Here is a post from renowned criminal defense attorney Neil Rockind. Apparently, Neil's big marijuana case resulted in all charges being dismissed yesterday by Oakland Circuit Judge Daniel O'Brien. Along with some other local "heavy hitters" from the criminal defense bar, this group of defense attorneys challenged prosecutions of dispensary owners.
Here is Neil's take on this significant development in the medical marijuana jurisprudence:
Twenty-four hours ago, I was sitting at my desk ruminating over the Hon. Daniel O’Brien’s ruling: the ruling that gave the seven (7) Clinical Relief Medical Marijuana defendants their freedom back. I am still thinking about the ruling today. How did we get here? What happened? It is much easier to contemplate these things knowing that we prevailed and that justice was done. When the case was dismissed, I knew that it was a big deal but a day, an overwhelming number of media requests and hundreds upon hundreds of supportive comments later, I now know that this was a REALLY, REALLY BIG DEAL!
On August 25, 2010, employees and operators were subjected to a narcotics team – Special Response Team Raid. The feeling of terror was only intensified by the employees feelings of betrayal and humiliation when they discovered that some of their patients were actually undercover police officers. Here the employees thought that they were helping these patients and instead learned that the police officers had duped them. They later learned even more: the officers had forged medical marijuana patient cards with the knowledge of at least one prosecutor, gained access to the facility by pretending to be patients and signed attestations claiming to be patients who suffered from a debilitating illness. Our clients tried to help these people just as they tried to help and assist thousands of others. As it turns out, the only time our clients provided marijuana to people who were not patients was when they provided it to undercover officers pretending to be patients. The irony is still not lost on me.
The Clinical Relief employees should never have been charged.
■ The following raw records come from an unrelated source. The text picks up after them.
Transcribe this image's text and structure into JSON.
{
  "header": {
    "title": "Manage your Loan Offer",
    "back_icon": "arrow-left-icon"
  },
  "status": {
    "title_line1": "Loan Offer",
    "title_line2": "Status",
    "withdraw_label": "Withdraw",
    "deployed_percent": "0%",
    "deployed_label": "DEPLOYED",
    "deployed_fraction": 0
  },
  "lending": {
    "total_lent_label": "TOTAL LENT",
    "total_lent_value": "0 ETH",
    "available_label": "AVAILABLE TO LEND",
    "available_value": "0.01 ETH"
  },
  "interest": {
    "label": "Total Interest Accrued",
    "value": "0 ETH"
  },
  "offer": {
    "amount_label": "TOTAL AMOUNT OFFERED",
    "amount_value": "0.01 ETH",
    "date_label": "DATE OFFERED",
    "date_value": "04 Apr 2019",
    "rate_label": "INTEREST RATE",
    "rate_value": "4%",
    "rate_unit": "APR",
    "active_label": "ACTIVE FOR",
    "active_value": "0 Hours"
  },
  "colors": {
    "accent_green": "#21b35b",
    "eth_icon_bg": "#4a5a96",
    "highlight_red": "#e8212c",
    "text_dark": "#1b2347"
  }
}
Period. There are no ifs, ands or buts about it and while they are free today, it took nearly 2 years of litigation to do it. Unfortunately, the fight for justice was not without casualties.
I never had the pleasure of meeting Sal Agro. Sal Agro was Nick Agro and Anthony Agro’s father. He was Barb Agro’s husband of many years. By all accounts, the Agro family was a strong, traditional story. Sal worked for a local school. Barb Agro worked for a local police department. Shortly after the raids, arrests and detentions of his family, Sal Agro was hospitalized. He died a few days later …. his final days no doubt spent worrying about his family.
There were other casualties and other painful moments. One I’ll never forget…the face of a scared wife. Anthony Agro, another defendant in the case, is married to a beautiful woman. In better times, I imagine them out with friends on a Saturday night…an attractive couple with few worries. I didn’t meet them in that environment. My first contact with Agro’s wife was in a courtroom — her husband facing prison. The look on her face said it all: stress, fear and worry. I imagine it is the look of someone waiting in a waiting room as a loved one is in a risky surgery.
I learned a great deal about myself during this case. But I learned a lot about others too.
I discovered that my fellow lawyers, eg, Jerry Sabbota, Steve Fishman, Cheryl Carpenter, Tom Loeb and others, are powerful and committed advocates. Being a part of this team was an incredible experience. Scary is the fact that it took all of us, and our appellate expert, Stuart Friedman, to prevail. It should not take so much firepower to overcome the government but it does. Our fight in which we have maintained the same mantra — our clients relied on the statute — only to he heard 2 years later is a testament to how the government will not listen to reason.
In the end, as is the case so often in life, it came down to our audience. The Hon Daniel Obrien revealed his courage. He patiently listened to us. He patiently listened to the prosecutors. He gave them every opportunity to make their case. In the end, they could not and when there was nothing else to say, he said it all: “case dismissed”.
Way to go guys.
Neil is passionate about this subject and a master of his craft. An effective advocate and criminal defense lawyer, Neil does not care about the issue that this blog has seized upon in our critique of the MMMA: that many card holders -patients- are inflating their condition and simply using marijuana for recreational purposes.
Neil's take is that when people comply with the law, and receive a legitimate certification from the state, they should not be prosecuted based on the political views of the local prosecutor. He makes a very good point folks.